» **What you will do**:
Copy out the entries that follow. Leave none out.

# # # # #

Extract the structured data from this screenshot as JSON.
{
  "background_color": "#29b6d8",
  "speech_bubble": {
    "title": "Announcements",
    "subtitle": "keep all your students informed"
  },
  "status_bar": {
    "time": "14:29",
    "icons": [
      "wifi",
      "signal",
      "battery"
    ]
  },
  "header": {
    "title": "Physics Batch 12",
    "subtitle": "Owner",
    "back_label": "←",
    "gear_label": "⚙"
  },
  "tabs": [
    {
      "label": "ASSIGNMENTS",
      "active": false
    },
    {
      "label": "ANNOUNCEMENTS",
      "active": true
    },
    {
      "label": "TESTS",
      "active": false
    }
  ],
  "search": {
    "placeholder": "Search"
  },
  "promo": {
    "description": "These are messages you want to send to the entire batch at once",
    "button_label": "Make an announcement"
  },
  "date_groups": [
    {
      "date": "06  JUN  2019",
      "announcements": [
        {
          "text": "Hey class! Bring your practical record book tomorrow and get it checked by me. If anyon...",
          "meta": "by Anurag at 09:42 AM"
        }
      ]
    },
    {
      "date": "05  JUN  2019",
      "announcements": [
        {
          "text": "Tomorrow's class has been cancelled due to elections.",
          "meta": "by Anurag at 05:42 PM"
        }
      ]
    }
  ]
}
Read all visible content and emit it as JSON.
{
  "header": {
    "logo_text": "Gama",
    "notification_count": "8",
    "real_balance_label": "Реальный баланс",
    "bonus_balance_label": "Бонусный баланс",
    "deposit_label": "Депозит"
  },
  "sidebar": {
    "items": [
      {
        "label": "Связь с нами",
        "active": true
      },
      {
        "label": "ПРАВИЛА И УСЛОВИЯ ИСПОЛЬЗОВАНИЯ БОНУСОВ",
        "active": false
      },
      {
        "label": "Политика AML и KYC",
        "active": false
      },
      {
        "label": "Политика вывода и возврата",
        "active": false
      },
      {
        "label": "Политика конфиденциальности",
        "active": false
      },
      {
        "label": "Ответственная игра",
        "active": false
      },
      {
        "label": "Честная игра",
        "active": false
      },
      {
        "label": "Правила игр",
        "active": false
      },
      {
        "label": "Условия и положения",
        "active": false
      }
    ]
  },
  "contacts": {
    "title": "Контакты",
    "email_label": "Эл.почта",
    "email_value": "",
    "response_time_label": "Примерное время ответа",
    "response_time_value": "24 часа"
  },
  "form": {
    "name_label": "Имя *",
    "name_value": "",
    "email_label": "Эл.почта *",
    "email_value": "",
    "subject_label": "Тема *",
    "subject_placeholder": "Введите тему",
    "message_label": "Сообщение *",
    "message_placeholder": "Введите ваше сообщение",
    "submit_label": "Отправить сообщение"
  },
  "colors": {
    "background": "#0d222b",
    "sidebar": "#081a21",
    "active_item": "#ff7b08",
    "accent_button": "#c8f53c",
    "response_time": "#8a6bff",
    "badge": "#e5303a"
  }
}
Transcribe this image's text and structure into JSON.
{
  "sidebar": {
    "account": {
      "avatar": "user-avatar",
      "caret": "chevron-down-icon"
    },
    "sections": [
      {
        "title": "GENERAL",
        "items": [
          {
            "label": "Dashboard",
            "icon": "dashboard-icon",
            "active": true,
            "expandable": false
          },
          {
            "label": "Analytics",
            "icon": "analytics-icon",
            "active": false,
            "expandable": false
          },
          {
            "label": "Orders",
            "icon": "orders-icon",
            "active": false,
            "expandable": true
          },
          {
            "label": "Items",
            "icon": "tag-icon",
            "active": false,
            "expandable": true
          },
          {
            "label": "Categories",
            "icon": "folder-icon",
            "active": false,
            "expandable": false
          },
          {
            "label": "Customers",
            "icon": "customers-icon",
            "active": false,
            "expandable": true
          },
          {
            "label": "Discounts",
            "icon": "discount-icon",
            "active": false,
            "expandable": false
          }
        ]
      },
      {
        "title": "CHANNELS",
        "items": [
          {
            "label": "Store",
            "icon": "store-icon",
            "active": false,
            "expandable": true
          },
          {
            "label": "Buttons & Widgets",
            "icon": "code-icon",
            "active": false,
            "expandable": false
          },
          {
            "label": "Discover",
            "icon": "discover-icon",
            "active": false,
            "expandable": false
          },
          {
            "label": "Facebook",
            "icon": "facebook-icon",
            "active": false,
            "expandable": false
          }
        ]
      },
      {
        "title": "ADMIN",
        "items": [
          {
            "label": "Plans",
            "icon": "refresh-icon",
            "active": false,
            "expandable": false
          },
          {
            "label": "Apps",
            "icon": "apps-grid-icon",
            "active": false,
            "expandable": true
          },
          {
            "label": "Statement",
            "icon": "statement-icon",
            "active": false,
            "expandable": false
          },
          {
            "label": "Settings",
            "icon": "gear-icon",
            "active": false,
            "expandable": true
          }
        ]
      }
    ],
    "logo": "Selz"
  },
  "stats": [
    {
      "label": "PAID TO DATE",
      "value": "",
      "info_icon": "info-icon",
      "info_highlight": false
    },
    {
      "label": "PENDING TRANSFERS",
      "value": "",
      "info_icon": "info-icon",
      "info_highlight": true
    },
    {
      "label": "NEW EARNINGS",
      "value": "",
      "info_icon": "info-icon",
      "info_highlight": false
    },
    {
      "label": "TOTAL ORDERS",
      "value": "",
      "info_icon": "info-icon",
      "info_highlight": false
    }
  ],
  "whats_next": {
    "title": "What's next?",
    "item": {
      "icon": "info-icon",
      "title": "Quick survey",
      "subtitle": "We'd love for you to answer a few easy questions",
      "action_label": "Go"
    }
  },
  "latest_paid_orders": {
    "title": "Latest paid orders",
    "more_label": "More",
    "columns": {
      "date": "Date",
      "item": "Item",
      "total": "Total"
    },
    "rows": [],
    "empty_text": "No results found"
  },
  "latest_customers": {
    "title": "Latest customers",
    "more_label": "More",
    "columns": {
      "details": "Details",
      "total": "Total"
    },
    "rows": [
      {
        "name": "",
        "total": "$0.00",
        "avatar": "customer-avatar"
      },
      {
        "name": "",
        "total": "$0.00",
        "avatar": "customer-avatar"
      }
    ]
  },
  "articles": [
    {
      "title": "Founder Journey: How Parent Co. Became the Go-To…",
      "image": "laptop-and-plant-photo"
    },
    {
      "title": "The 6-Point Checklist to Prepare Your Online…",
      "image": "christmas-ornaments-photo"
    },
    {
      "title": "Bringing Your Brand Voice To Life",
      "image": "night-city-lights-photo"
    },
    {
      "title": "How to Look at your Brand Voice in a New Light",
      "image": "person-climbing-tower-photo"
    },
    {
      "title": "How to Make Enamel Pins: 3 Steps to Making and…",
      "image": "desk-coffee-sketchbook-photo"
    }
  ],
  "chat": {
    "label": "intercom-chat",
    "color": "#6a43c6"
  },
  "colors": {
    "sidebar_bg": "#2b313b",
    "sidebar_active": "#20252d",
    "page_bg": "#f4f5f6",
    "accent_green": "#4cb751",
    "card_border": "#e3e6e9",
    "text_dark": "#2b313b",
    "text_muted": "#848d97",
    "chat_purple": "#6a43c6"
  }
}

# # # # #

» **Response to this exercise**:
Extract the structured data from this screenshot as JSON.
{
  "background_color": "#29b6d8",
  "speech_bubble": {
    "title": "Announcements",
    "subtitle": "keep all your students informed"
  },
  "status_bar": {
    "time": "14:29",
    "icons": [
      "wifi",
      "signal",
      "battery"
    ]
  },
  "header": {
    "title": "Physics Batch 12",
    "subtitle": "Owner",
    "back_label": "←",
    "gear_label": "⚙"
  },
  "tabs": [
    {
      "label": "ASSIGNMENTS",
      "active": false
    },
    {
      "label": "ANNOUNCEMENTS",
      "active": true
    },
    {
      "label": "TESTS",
      "active": false
    }
  ],
  "search": {
    "placeholder": "Search"
  },
  "promo": {
    "description": "These are messages you want to send to the entire batch at once",
    "button_label": "Make an announcement"
  },
  "date_groups": [
    {
      "date": "06  JUN  2019",
      "announcements": [
        {
          "text": "Hey class! Bring your practical record book tomorrow and get it checked by me. If anyon...",
          "meta": "by Anurag at 09:42 AM"
        }
      ]
    },
    {
      "date": "05  JUN  2019",
      "announcements": [
        {
          "text": "Tomorrow's class has been cancelled due to elections.",
          "meta": "by Anurag at 05:42 PM"
        }
      ]
    }
  ]
}
Read all visible content and emit it as JSON.
{
  "header": {
    "logo_text": "Gama",
    "notification_count": "8",
    "real_balance_label": "Реальный баланс",
    "bonus_balance_label": "Бонусный баланс",
    "deposit_label": "Депозит"
  },
  "sidebar": {
    "items": [
      {
        "label": "Связь с нами",
        "active": true
      },
      {
        "label": "ПРАВИЛА И УСЛОВИЯ ИСПОЛЬЗОВАНИЯ БОНУСОВ",
        "active": false
      },
      {
        "label": "Политика AML и KYC",
        "active": false
      },
      {
        "label": "Политика вывода и возврата",
        "active": false
      },
      {
        "label": "Политика конфиденциальности",
        "active": false
      },
      {
        "label": "Ответственная игра",
        "active": false
      },
      {
        "label": "Честная игра",
        "active": false
      },
      {
        "label": "Правила игр",
        "active": false
      },
      {
        "label": "Условия и положения",
        "active": false
      }
    ]
  },
  "contacts": {
    "title": "Контакты",
    "email_label": "Эл.почта",
    "email_value": "",
    "response_time_label": "Примерное время ответа",
    "response_time_value": "24 часа"
  },
  "form": {
    "name_label": "Имя *",
    "name_value": "",
    "email_label": "Эл.почта *",
    "email_value": "",
    "subject_label": "Тема *",
    "subject_placeholder": "Введите тему",
    "message_label": "Сообщение *",
    "message_placeholder": "Введите ваше сообщение",
    "submit_label": "Отправить сообщение"
  },
  "colors": {
    "background": "#0d222b",
    "sidebar": "#081a21",
    "active_item": "#ff7b08",
    "accent_button": "#c8f53c",
    "response_time": "#8a6bff",
    "badge": "#e5303a"
  }
}
Transcribe this image's text and structure into JSON.
{
  "sidebar": {
    "account": {
      "avatar": "user-avatar",
      "caret": "chevron-down-icon"
    },
    "sections": [
      {
        "title": "GENERAL",
        "items": [
          {
            "label": "Dashboard",
            "icon": "dashboard-icon",
            "active": true,
            "expandable": false
          },
          {
            "label": "Analytics",
            "icon": "analytics-icon",
            "active": false,
            "expandable": false
          },
          {
            "label": "Orders",
            "icon": "orders-icon",
            "active": false,
            "expandable": true
          },
          {
            "label": "Items",
            "icon": "tag-icon",
            "active": false,
            "expandable": true
          },
          {
            "label": "Categories",
            "icon": "folder-icon",
            "active": false,
            "expandable": false
          },
          {
            "label": "Customers",
            "icon": "customers-icon",
            "active": false,
            "expandable": true
          },
          {
            "label": "Discounts",
            "icon": "discount-icon",
            "active": false,
            "expandable": false
          }
        ]
      },
      {
        "title": "CHANNELS",
        "items": [
          {
            "label": "Store",
            "icon": "store-icon",
            "active": false,
            "expandable": true
          },
          {
            "label": "Buttons & Widgets",
            "icon": "code-icon",
            "active": false,
            "expandable": false
          },
          {
            "label": "Discover",
            "icon": "discover-icon",
            "active": false,
            "expandable": false
          },
          {
            "label": "Facebook",
            "icon": "facebook-icon",
            "active": false,
            "expandable": false
          }
        ]
      },
      {
        "title": "ADMIN",
        "items": [
          {
            "label": "Plans",
            "icon": "refresh-icon",
            "active": false,
            "expandable": false
          },
          {
            "label": "Apps",
            "icon": "apps-grid-icon",
            "active": false,
            "expandable": true
          },
          {
            "label": "Statement",
            "icon": "statement-icon",
            "active": false,
            "expandable": false
          },
          {
            "label": "Settings",
            "icon": "gear-icon",
            "active": false,
            "expandable": true
          }
        ]
      }
    ],
    "logo": "Selz"
  },
  "stats": [
    {
      "label": "PAID TO DATE",
      "value": "",
      "info_icon": "info-icon",
      "info_highlight": false
    },
    {
      "label": "PENDING TRANSFERS",
      "value": "",
      "info_icon": "info-icon",
      "info_highlight": true
    },
    {
      "label": "NEW EARNINGS",
      "value": "",
      "info_icon": "info-icon",
      "info_highlight": false
    },
    {
      "label": "TOTAL ORDERS",
      "value": "",
      "info_icon": "info-icon",
      "info_highlight": false
    }
  ],
  "whats_next": {
    "title": "What's next?",
    "item": {
      "icon": "info-icon",
      "title": "Quick survey",
      "subtitle": "We'd love for you to answer a few easy questions",
      "action_label": "Go"
    }
  },
  "latest_paid_orders": {
    "title": "Latest paid orders",
    "more_label": "More",
    "columns": {
      "date": "Date",
      "item": "Item",
      "total": "Total"
    },
    "rows": [],
    "empty_text": "No results found"
  },
  "latest_customers": {
    "title": "Latest customers",
    "more_label": "More",
    "columns": {
      "details": "Details",
      "total": "Total"
    },
    "rows": [
      {
        "name": "",
        "total": "$0.00",
        "avatar": "customer-avatar"
      },
      {
        "name": "",
        "total": "$0.00",
        "avatar": "customer-avatar"
      }
    ]
  },
  "articles": [
    {
      "title": "Founder Journey: How Parent Co. Became the Go-To…",
      "image": "laptop-and-plant-photo"
    },
    {
      "title": "The 6-Point Checklist to Prepare Your Online…",
      "image": "christmas-ornaments-photo"
    },
    {
      "title": "Bringing Your Brand Voice To Life",
      "image": "night-city-lights-photo"
    },
    {
      "title": "How to Look at your Brand Voice in a New Light",
      "image": "person-climbing-tower-photo"
    },
    {
      "title": "How to Make Enamel Pins: 3 Steps to Making and…",
      "image": "desk-coffee-sketchbook-photo"
    }
  ],
  "chat": {
    "label": "intercom-chat",
    "color": "#6a43c6"
  },
  "colors": {
    "sidebar_bg": "#2b313b",
    "sidebar_active": "#20252d",
    "page_bg": "#f4f5f6",
    "accent_green": "#4cb751",
    "card_border": "#e3e6e9",
    "text_dark": "#2b313b",
    "text_muted": "#848d97",
    "chat_purple": "#6a43c6"
  }
}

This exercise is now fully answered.